Re: Camera Shots
If you are running a NST powered coil:
Be sure to put the camera on a tripod. Get close 3-4 feet. Use open
shutter for 4-6 seconds with an ASA 400 film and set camera for f1.4 manual
on the f stop. Don't try to let the camera do it on auto exposure.
Be sure to cover up your primary sparkgap with a black cloth or something to
completely block its light output.
If you actually want to "see" the coil in the photo as well, then turn on a
small 25 watt lamp at a distance of 40 feet from the side of the coil. Go
to a music band supply store and pickup some violet or red crimson gel
filters and make a fixture to hold the bulb and tape the gel to the
fixture --- a sealed cardboard box works just fine with the gel taped over a
6 x 6 inch square hole in the front. Try an "on" time of approx 1 sec. --
just use a toggle lamp switch and throw it rapidly. This will provide a
brief shot of "colored fill" light to expose the coil assembly while the

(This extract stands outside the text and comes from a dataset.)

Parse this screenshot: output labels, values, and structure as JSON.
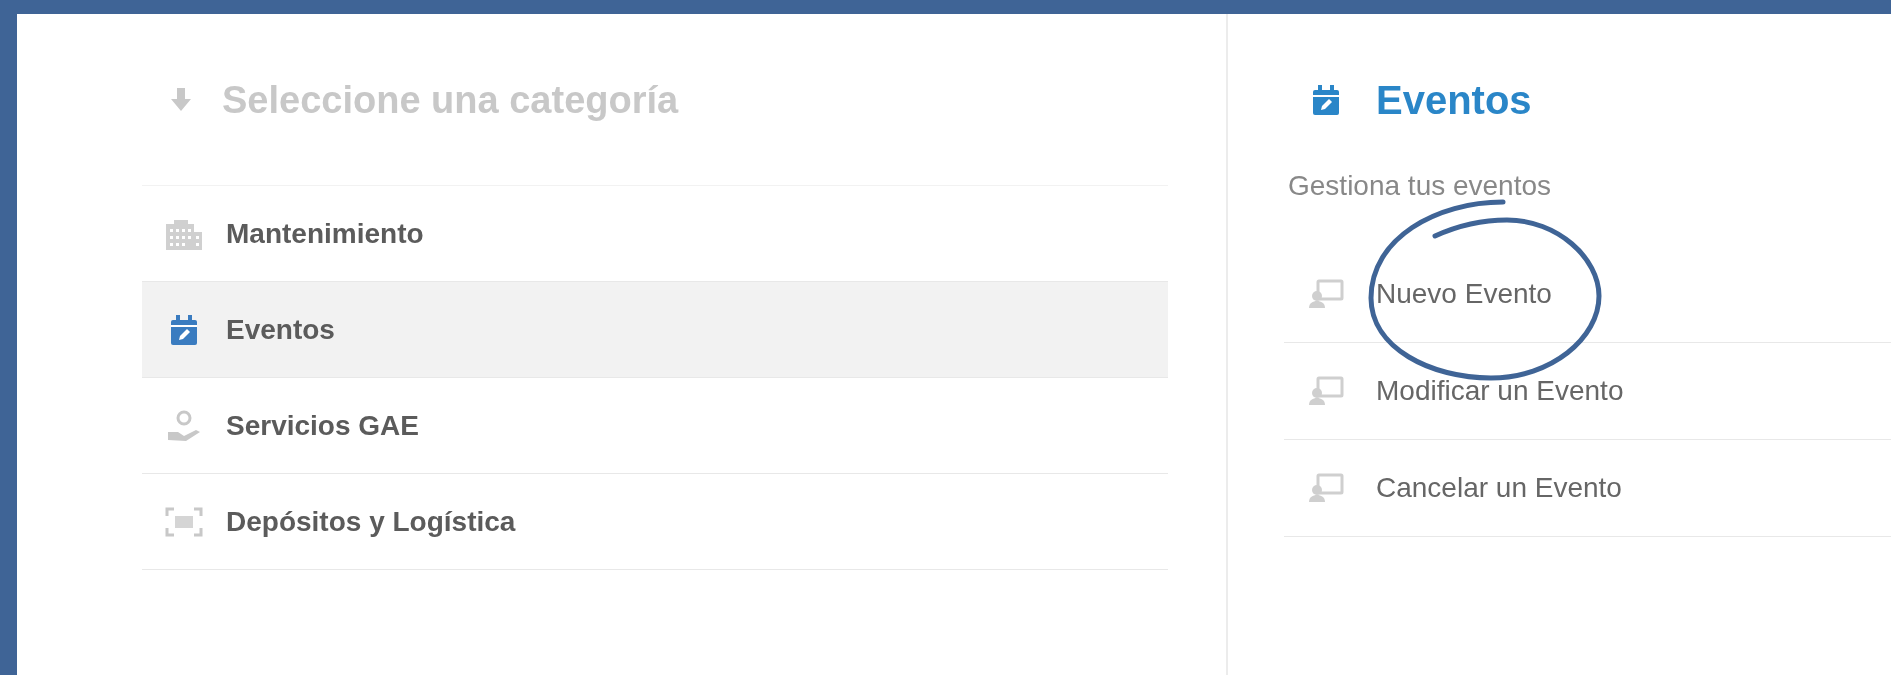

shutter is open during the 4-6 second exposure. Be sure to keep the lamp
back at least 40 feet or you will overpower the spark part of the photo ---
remember your camera shutter is wide open at this time. You can also use a
small variac or solid state light controller to dim the 25 watt bulb even
more. Record various variac settings and log against your film shot counter
for later reference to see which light setting works best for your coil.
This should give you very good pictures of your sec. discharge.
My personal preference is Fuji Velvia color slide film (best purples &
blues) at ASA of 50. I set camera at ASA 40 and use 4-8 sec timed
From: Tesla List <tesla-at-pupman-dot-com>
To: tesla-at-pupman-dot-com <tesla-at-pupman-dot-com>
Date: Saturday, July 10, 1999 3:52 PM
Subject: Camera Shots
>Original Poster: "Andy Cleary" <gemware2-at-dreamscape-dot-com>
> I have been trying to take photos of my Tesla coil for some time now, but
>they never come out. I tried twice using a Polaroid in the dark. One
>picture came out totally black, and the one with a flash came out OK, but
>you can't see the discharges (my coil is weak). Recently I tried it with a
>nice new Ricoh camera, with shutter speed of 2 secs.. One picture came out
>completely grayish dark, and in the other you could see the spark gap
>illuminations but only about 1/2 inch of discharge. I am not sure why my
>pictures always fail. I have looked through previous posts, but they don't
>seem to help. Any suggestions as to light settings, film, speed, etc.?